Left, right, left, right... About turn!
Left...left... Lovely, isn't it? Left, right, left.
Left... About turn!
-What's going on behind that wall, verger?
-They've got a lot of rifles tied to poles!
Have you been drinking?
WARBLE-WARBLE Oh, dear! There's the signal for the second diversion! Where's Joe?
Charlie, haven't you started yet? I was waiting for you!
I was helping Mr Wilson with his diversion!
We put these tin hats on the sheep, then we take 'em up to the mill. Why?
Because they won't know whether it's us dressed up as sheep or not!
While they're figuring it out, Jonesie will be in the mill.
Oi! Clear off! Go on!
Clear off! I'll...
Clear off! Clear off...
Oh, no! All right, you win!
-Capt Square, sir, they're moving towards you dressed up as sheep with tin hats on!
Get off the line!
-Mr Jones has reached the mill.
We'll go to the rendezvous, then move in for the kill.
Have you caught a dose of the dreaded bends? No!
Ah, there you are. Oh, hello, sir.
What are you doing? Er...bird-watching, Reverend.
I'd no idea you were keen on that!
Hello. Vicar, Walmington-on-sea Parish Church... Just a moment.
It's for you, verger.
Beautiful day, don't you think?
-DING-A-LING Listen. Sounds like an alarm clock.

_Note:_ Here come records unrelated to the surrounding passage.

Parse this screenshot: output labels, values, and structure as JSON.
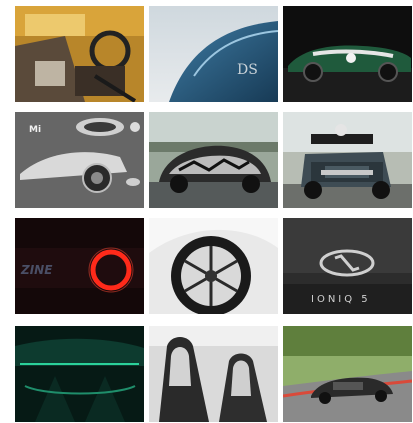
{
  "gallery": {
    "tiles": [
      {
        "subject": "race-car-interior",
        "label": ""
      },
      {
        "subject": "ds-car-rear-badge",
        "label": ""
      },
      {
        "subject": "green-vintage-race-car",
        "label": ""
      },
      {
        "subject": "concept-car-render",
        "label": ""
      },
      {
        "subject": "camouflaged-bmw-prototype",
        "label": ""
      },
      {
        "subject": "ford-f150-autonomous-test-truck",
        "label": ""
      },
      {
        "subject": "red-ring-light-detail",
        "label": ""
      },
      {
        "subject": "aero-wheel-closeup",
        "label": ""
      },
      {
        "subject": "hyundai-ioniq-5-badge",
        "label": "IONIQ 5"
      },
      {
        "subject": "green-ambient-lit-interior",
        "label": ""
      },
      {
        "subject": "sport-seats-interior",
        "label": ""
      },
      {
        "subject": "porsche-prototype-on-track",
        "label": ""
      }
    ]
  },
  "colors": {
    "background": "#ffffff"
  }
}
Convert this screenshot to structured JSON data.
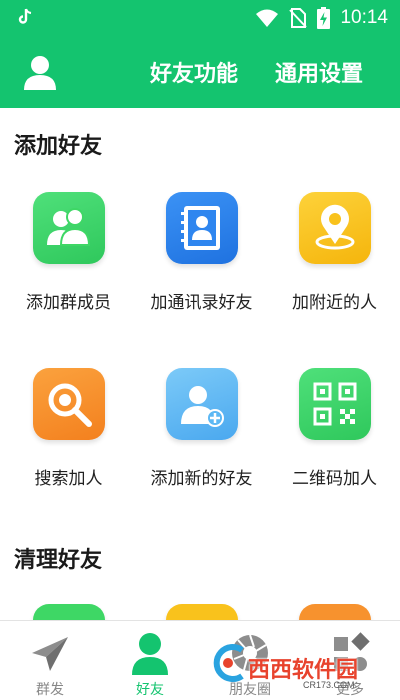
{
  "status_bar": {
    "time": "10:14",
    "icons": [
      "tiktok-icon",
      "wifi-icon",
      "no-sim-icon",
      "battery-charging-icon"
    ]
  },
  "app_bar": {
    "avatar_icon": "user-icon",
    "tabs": [
      {
        "label": "好友功能"
      },
      {
        "label": "通用设置"
      }
    ]
  },
  "sections": [
    {
      "title": "添加好友",
      "items": [
        {
          "label": "添加群成员",
          "icon": "group-members-icon",
          "color": "#3ed765"
        },
        {
          "label": "加通讯录好友",
          "icon": "contacts-book-icon",
          "color": "#2f86ef"
        },
        {
          "label": "加附近的人",
          "icon": "location-pin-icon",
          "color": "#f9c21c"
        },
        {
          "label": "搜索加人",
          "icon": "search-icon",
          "color": "#f7922e"
        },
        {
          "label": "添加新的好友",
          "icon": "add-friend-icon",
          "color": "#5db8f4"
        },
        {
          "label": "二维码加人",
          "icon": "qr-code-icon",
          "color": "#3ed765"
        }
      ]
    },
    {
      "title": "清理好友",
      "items": [
        {
          "icon": "clean-icon-1",
          "color": "#3ed765"
        },
        {
          "icon": "clean-icon-2",
          "color": "#f9c21c"
        },
        {
          "icon": "clean-icon-3",
          "color": "#f7922e"
        }
      ]
    }
  ],
  "bottom_nav": {
    "items": [
      {
        "label": "群发",
        "icon": "paper-plane-icon"
      },
      {
        "label": "好友",
        "icon": "person-icon",
        "active": true
      },
      {
        "label": "朋友圈",
        "icon": "camera-aperture-icon"
      },
      {
        "label": "更多",
        "icon": "more-shapes-icon"
      }
    ],
    "active_color": "#14c46f"
  },
  "watermark": {
    "text": "西西软件园",
    "sub": "CR173.COM"
  },
  "colors": {
    "brand_green": "#14c46f"
  }
}
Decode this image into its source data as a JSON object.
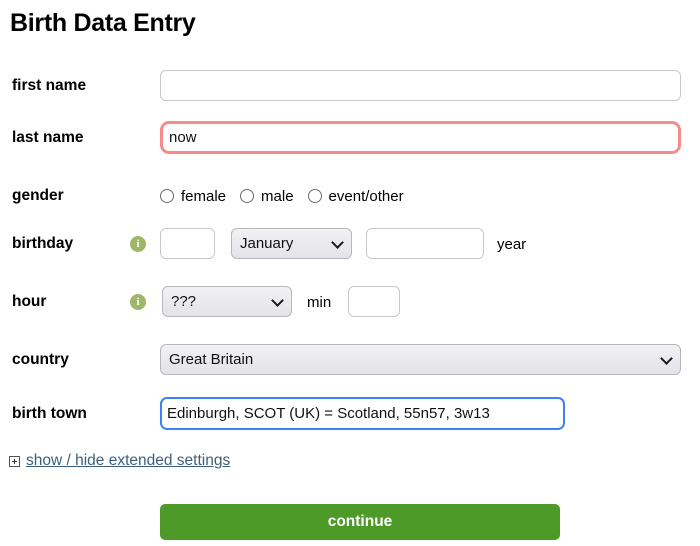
{
  "page": {
    "title": "Birth Data Entry"
  },
  "form": {
    "first_name": {
      "label": "first name",
      "value": "",
      "placeholder": ""
    },
    "last_name": {
      "label": "last name",
      "value": "now",
      "placeholder": ""
    },
    "gender": {
      "label": "gender",
      "options": [
        {
          "label": "female",
          "value": "female",
          "selected": false
        },
        {
          "label": "male",
          "value": "male",
          "selected": false
        },
        {
          "label": "event/other",
          "value": "event/other",
          "selected": false
        }
      ]
    },
    "birthday": {
      "label": "birthday",
      "info_icon": "info-icon",
      "day": {
        "value": "",
        "placeholder": ""
      },
      "month": {
        "selected": "January"
      },
      "year": {
        "value": "",
        "placeholder": ""
      },
      "year_label": "year"
    },
    "hour": {
      "label": "hour",
      "info_icon": "info-icon",
      "hour_select": {
        "selected": "???"
      },
      "min_label": "min",
      "min": {
        "value": "",
        "placeholder": ""
      }
    },
    "country": {
      "label": "country",
      "selected": "Great Britain"
    },
    "birth_town": {
      "label": "birth town",
      "value": "Edinburgh, SCOT (UK) = Scotland, 55n57, 3w13",
      "placeholder": ""
    }
  },
  "extended_settings": {
    "icon": "plus-box-icon",
    "link_text": "show / hide extended settings"
  },
  "actions": {
    "continue_label": "continue"
  },
  "colors": {
    "error_border": "#f48c8c",
    "focus_border": "#3b82f6",
    "info_icon_bg": "#9fb867",
    "continue_bg": "#4e9a28",
    "link": "#3b5f7a"
  }
}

-Ah, it must be my Gold Hunter!
-Yes, it's started again!
-I thought it came from the back, sir.
-By Jove! I say, look over here!

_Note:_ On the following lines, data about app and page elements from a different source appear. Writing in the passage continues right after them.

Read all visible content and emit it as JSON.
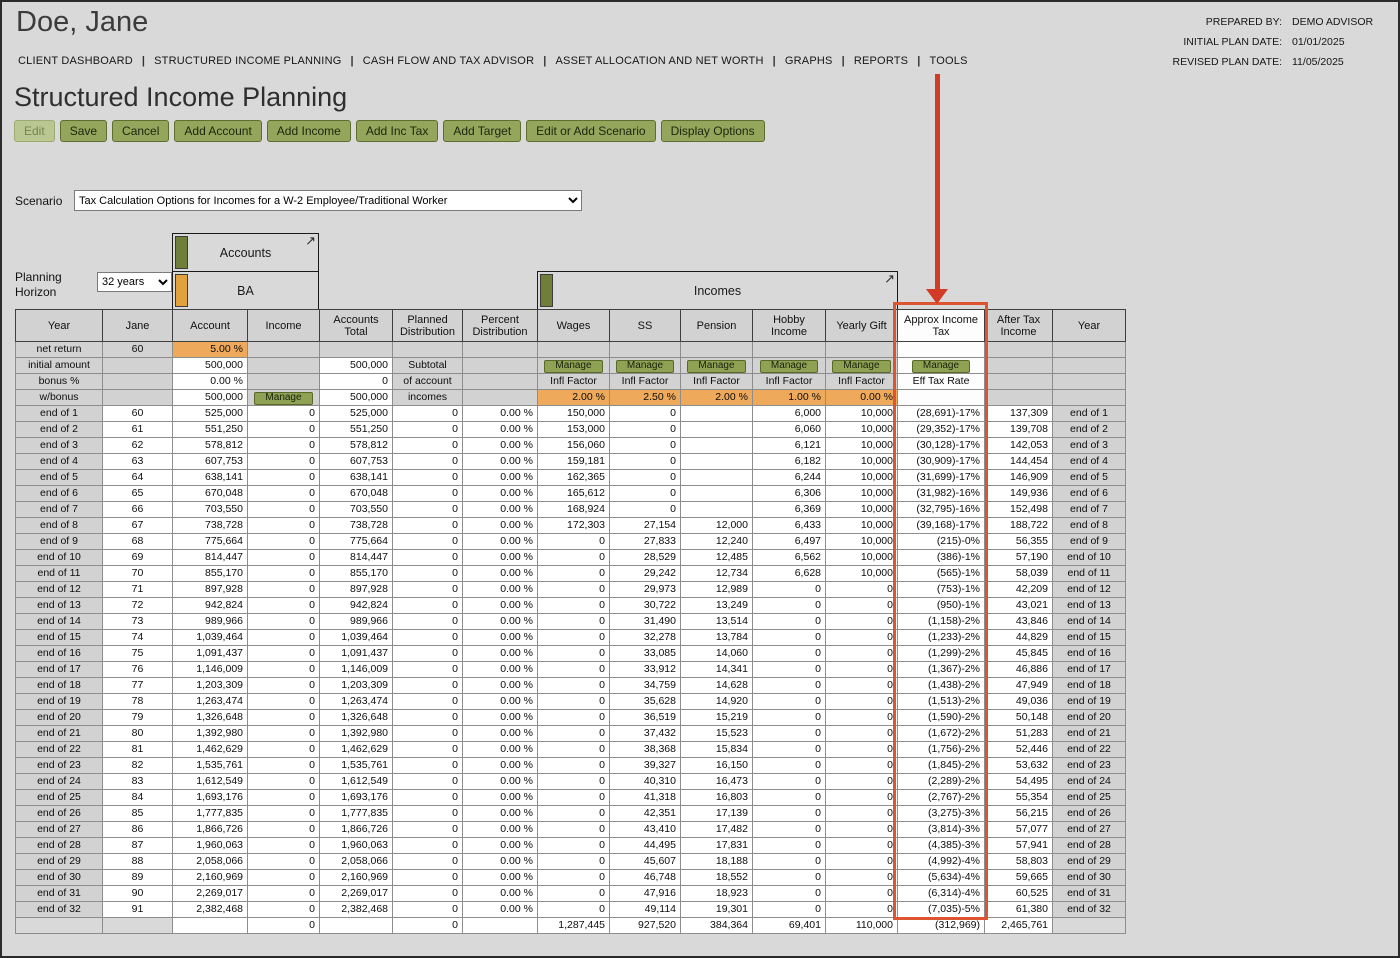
{
  "header": {
    "client_name": "Doe, Jane"
  },
  "plan_info": {
    "prepared_by_label": "PREPARED BY:",
    "prepared_by": "DEMO ADVISOR",
    "initial_plan_date_label": "INITIAL PLAN DATE:",
    "initial_plan_date": "01/01/2025",
    "revised_plan_date_label": "REVISED PLAN DATE:",
    "revised_plan_date": "11/05/2025"
  },
  "nav": {
    "items": [
      "CLIENT DASHBOARD",
      "STRUCTURED INCOME PLANNING",
      "CASH FLOW AND TAX ADVISOR",
      "ASSET ALLOCATION AND NET WORTH",
      "GRAPHS",
      "REPORTS",
      "TOOLS"
    ]
  },
  "page": {
    "title": "Structured Income Planning"
  },
  "toolbar": {
    "buttons": [
      {
        "label": "Edit",
        "disabled": true
      },
      {
        "label": "Save"
      },
      {
        "label": "Cancel"
      },
      {
        "label": "Add Account"
      },
      {
        "label": "Add Income"
      },
      {
        "label": "Add Inc Tax"
      },
      {
        "label": "Add Target"
      },
      {
        "label": "Edit or Add Scenario"
      },
      {
        "label": "Display Options"
      }
    ]
  },
  "scenario": {
    "label": "Scenario",
    "selected": "Tax Calculation Options for Incomes for a W-2 Employee/Traditional Worker"
  },
  "planning_horizon": {
    "label": "Planning Horizon",
    "selected": "32 years"
  },
  "sections": {
    "accounts": {
      "title": "Accounts"
    },
    "ba": {
      "title": "BA"
    },
    "incomes": {
      "title": "Incomes"
    }
  },
  "table": {
    "headers": [
      "Year",
      "Jane",
      "Account",
      "Income",
      "Accounts Total",
      "Planned Distribution",
      "Percent Distribution",
      "Wages",
      "SS",
      "Pension",
      "Hobby Income",
      "Yearly Gift",
      "Approx Income Tax",
      "After Tax Income",
      "Year"
    ],
    "setup": {
      "net_return_label": "net return",
      "age": "60",
      "net_return_rate": "5.00 %",
      "initial_amount_label": "initial amount",
      "initial_amount": "500,000",
      "accounts_total_initial": "500,000",
      "subtotal_text_1": "Subtotal",
      "bonus_label": "bonus %",
      "bonus_rate": "0.00 %",
      "accounts_total_bonus": "0",
      "subtotal_text_2": "of account",
      "wbonus_label": "w/bonus",
      "wbonus_amount": "500,000",
      "accounts_total_wbonus": "500,000",
      "subtotal_text_3": "incomes",
      "manage_label": "Manage",
      "infl_factor_label": "Infl Factor",
      "eff_tax_rate_label": "Eff Tax Rate",
      "infl_rates": {
        "wages": "2.00 %",
        "ss": "2.50 %",
        "pension": "2.00 %",
        "hobby": "1.00 %",
        "gift": "0.00 %"
      }
    },
    "rows": [
      [
        "end of 1",
        "60",
        "525,000",
        "0",
        "525,000",
        "0",
        "0.00 %",
        "150,000",
        "0",
        "",
        "6,000",
        "10,000",
        "(28,691)-17%",
        "137,309",
        "end of 1"
      ],
      [
        "end of 2",
        "61",
        "551,250",
        "0",
        "551,250",
        "0",
        "0.00 %",
        "153,000",
        "0",
        "",
        "6,060",
        "10,000",
        "(29,352)-17%",
        "139,708",
        "end of 2"
      ],
      [
        "end of 3",
        "62",
        "578,812",
        "0",
        "578,812",
        "0",
        "0.00 %",
        "156,060",
        "0",
        "",
        "6,121",
        "10,000",
        "(30,128)-17%",
        "142,053",
        "end of 3"
      ],
      [
        "end of 4",
        "63",
        "607,753",
        "0",
        "607,753",
        "0",
        "0.00 %",
        "159,181",
        "0",
        "",
        "6,182",
        "10,000",
        "(30,909)-17%",
        "144,454",
        "end of 4"
      ],
      [
        "end of 5",
        "64",
        "638,141",
        "0",
        "638,141",
        "0",
        "0.00 %",
        "162,365",
        "0",
        "",
        "6,244",
        "10,000",
        "(31,699)-17%",
        "146,909",
        "end of 5"
      ],
      [
        "end of 6",
        "65",
        "670,048",
        "0",
        "670,048",
        "0",
        "0.00 %",
        "165,612",
        "0",
        "",
        "6,306",
        "10,000",
        "(31,982)-16%",
        "149,936",
        "end of 6"
      ],
      [
        "end of 7",
        "66",
        "703,550",
        "0",
        "703,550",
        "0",
        "0.00 %",
        "168,924",
        "0",
        "",
        "6,369",
        "10,000",
        "(32,795)-16%",
        "152,498",
        "end of 7"
      ],
      [
        "end of 8",
        "67",
        "738,728",
        "0",
        "738,728",
        "0",
        "0.00 %",
        "172,303",
        "27,154",
        "12,000",
        "6,433",
        "10,000",
        "(39,168)-17%",
        "188,722",
        "end of 8"
      ],
      [
        "end of 9",
        "68",
        "775,664",
        "0",
        "775,664",
        "0",
        "0.00 %",
        "0",
        "27,833",
        "12,240",
        "6,497",
        "10,000",
        "(215)-0%",
        "56,355",
        "end of 9"
      ],
      [
        "end of 10",
        "69",
        "814,447",
        "0",
        "814,447",
        "0",
        "0.00 %",
        "0",
        "28,529",
        "12,485",
        "6,562",
        "10,000",
        "(386)-1%",
        "57,190",
        "end of 10"
      ],
      [
        "end of 11",
        "70",
        "855,170",
        "0",
        "855,170",
        "0",
        "0.00 %",
        "0",
        "29,242",
        "12,734",
        "6,628",
        "10,000",
        "(565)-1%",
        "58,039",
        "end of 11"
      ],
      [
        "end of 12",
        "71",
        "897,928",
        "0",
        "897,928",
        "0",
        "0.00 %",
        "0",
        "29,973",
        "12,989",
        "0",
        "0",
        "(753)-1%",
        "42,209",
        "end of 12"
      ],
      [
        "end of 13",
        "72",
        "942,824",
        "0",
        "942,824",
        "0",
        "0.00 %",
        "0",
        "30,722",
        "13,249",
        "0",
        "0",
        "(950)-1%",
        "43,021",
        "end of 13"
      ],
      [
        "end of 14",
        "73",
        "989,966",
        "0",
        "989,966",
        "0",
        "0.00 %",
        "0",
        "31,490",
        "13,514",
        "0",
        "0",
        "(1,158)-2%",
        "43,846",
        "end of 14"
      ],
      [
        "end of 15",
        "74",
        "1,039,464",
        "0",
        "1,039,464",
        "0",
        "0.00 %",
        "0",
        "32,278",
        "13,784",
        "0",
        "0",
        "(1,233)-2%",
        "44,829",
        "end of 15"
      ],
      [
        "end of 16",
        "75",
        "1,091,437",
        "0",
        "1,091,437",
        "0",
        "0.00 %",
        "0",
        "33,085",
        "14,060",
        "0",
        "0",
        "(1,299)-2%",
        "45,845",
        "end of 16"
      ],
      [
        "end of 17",
        "76",
        "1,146,009",
        "0",
        "1,146,009",
        "0",
        "0.00 %",
        "0",
        "33,912",
        "14,341",
        "0",
        "0",
        "(1,367)-2%",
        "46,886",
        "end of 17"
      ],
      [
        "end of 18",
        "77",
        "1,203,309",
        "0",
        "1,203,309",
        "0",
        "0.00 %",
        "0",
        "34,759",
        "14,628",
        "0",
        "0",
        "(1,438)-2%",
        "47,949",
        "end of 18"
      ],
      [
        "end of 19",
        "78",
        "1,263,474",
        "0",
        "1,263,474",
        "0",
        "0.00 %",
        "0",
        "35,628",
        "14,920",
        "0",
        "0",
        "(1,513)-2%",
        "49,036",
        "end of 19"
      ],
      [
        "end of 20",
        "79",
        "1,326,648",
        "0",
        "1,326,648",
        "0",
        "0.00 %",
        "0",
        "36,519",
        "15,219",
        "0",
        "0",
        "(1,590)-2%",
        "50,148",
        "end of 20"
      ],
      [
        "end of 21",
        "80",
        "1,392,980",
        "0",
        "1,392,980",
        "0",
        "0.00 %",
        "0",
        "37,432",
        "15,523",
        "0",
        "0",
        "(1,672)-2%",
        "51,283",
        "end of 21"
      ],
      [
        "end of 22",
        "81",
        "1,462,629",
        "0",
        "1,462,629",
        "0",
        "0.00 %",
        "0",
        "38,368",
        "15,834",
        "0",
        "0",
        "(1,756)-2%",
        "52,446",
        "end of 22"
      ],
      [
        "end of 23",
        "82",
        "1,535,761",
        "0",
        "1,535,761",
        "0",
        "0.00 %",
        "0",
        "39,327",
        "16,150",
        "0",
        "0",
        "(1,845)-2%",
        "53,632",
        "end of 23"
      ],
      [
        "end of 24",
        "83",
        "1,612,549",
        "0",
        "1,612,549",
        "0",
        "0.00 %",
        "0",
        "40,310",
        "16,473",
        "0",
        "0",
        "(2,289)-2%",
        "54,495",
        "end of 24"
      ],
      [
        "end of 25",
        "84",
        "1,693,176",
        "0",
        "1,693,176",
        "0",
        "0.00 %",
        "0",
        "41,318",
        "16,803",
        "0",
        "0",
        "(2,767)-2%",
        "55,354",
        "end of 25"
      ],
      [
        "end of 26",
        "85",
        "1,777,835",
        "0",
        "1,777,835",
        "0",
        "0.00 %",
        "0",
        "42,351",
        "17,139",
        "0",
        "0",
        "(3,275)-3%",
        "56,215",
        "end of 26"
      ],
      [
        "end of 27",
        "86",
        "1,866,726",
        "0",
        "1,866,726",
        "0",
        "0.00 %",
        "0",
        "43,410",
        "17,482",
        "0",
        "0",
        "(3,814)-3%",
        "57,077",
        "end of 27"
      ],
      [
        "end of 28",
        "87",
        "1,960,063",
        "0",
        "1,960,063",
        "0",
        "0.00 %",
        "0",
        "44,495",
        "17,831",
        "0",
        "0",
        "(4,385)-3%",
        "57,941",
        "end of 28"
      ],
      [
        "end of 29",
        "88",
        "2,058,066",
        "0",
        "2,058,066",
        "0",
        "0.00 %",
        "0",
        "45,607",
        "18,188",
        "0",
        "0",
        "(4,992)-4%",
        "58,803",
        "end of 29"
      ],
      [
        "end of 30",
        "89",
        "2,160,969",
        "0",
        "2,160,969",
        "0",
        "0.00 %",
        "0",
        "46,748",
        "18,552",
        "0",
        "0",
        "(5,634)-4%",
        "59,665",
        "end of 30"
      ],
      [
        "end of 31",
        "90",
        "2,269,017",
        "0",
        "2,269,017",
        "0",
        "0.00 %",
        "0",
        "47,916",
        "18,923",
        "0",
        "0",
        "(6,314)-4%",
        "60,525",
        "end of 31"
      ],
      [
        "end of 32",
        "91",
        "2,382,468",
        "0",
        "2,382,468",
        "0",
        "0.00 %",
        "0",
        "49,114",
        "19,301",
        "0",
        "0",
        "(7,035)-5%",
        "61,380",
        "end of 32"
      ]
    ],
    "totals": [
      "",
      "",
      "",
      "0",
      "",
      "0",
      "",
      "1,287,445",
      "927,520",
      "384,364",
      "69,401",
      "110,000",
      "(312,969)",
      "2,465,761",
      ""
    ]
  },
  "colors": {
    "button_green": "#94a55c",
    "marker_green": "#6f7f3a",
    "marker_orange": "#e2a23b",
    "rate_cell_orange": "#efa95a",
    "highlight_border": "#df5430",
    "arrow_red": "#d23b25"
  }
}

By Jove, the verger WAS right! They ARE dressed up as sheep with tin hats on!
-How the devil did they manage it?
-Perhaps they're using midgets, sir.
WE'VE WON !
He's done it, sir! Hooray... ARGH !
Look, he's climbed on a sail! What did he do that for?
Come on, let's go and accept their surrender!
Help! Help, Mr Mainwaring.
-Help, Mr Mainwaring!
-Hold on, Jones. We'll have you down in a minute.
-I'm just going to accept their surrender.
-I've come to accept your surrender.
-What? We threw the bomb back!
-Don't split hairs. We won!
Blimey, the sails are moving!
-I refuse to surrender!
-Excuse me, sir. The sails are moving.
-What are you going to do?
-I'll stick something in the machinery.
I'll be all right. Yes. Don't panic!
It didn't work.
I'm all right! Don't panic!
Subtitles by Judith Simpson BBC Scotland 1992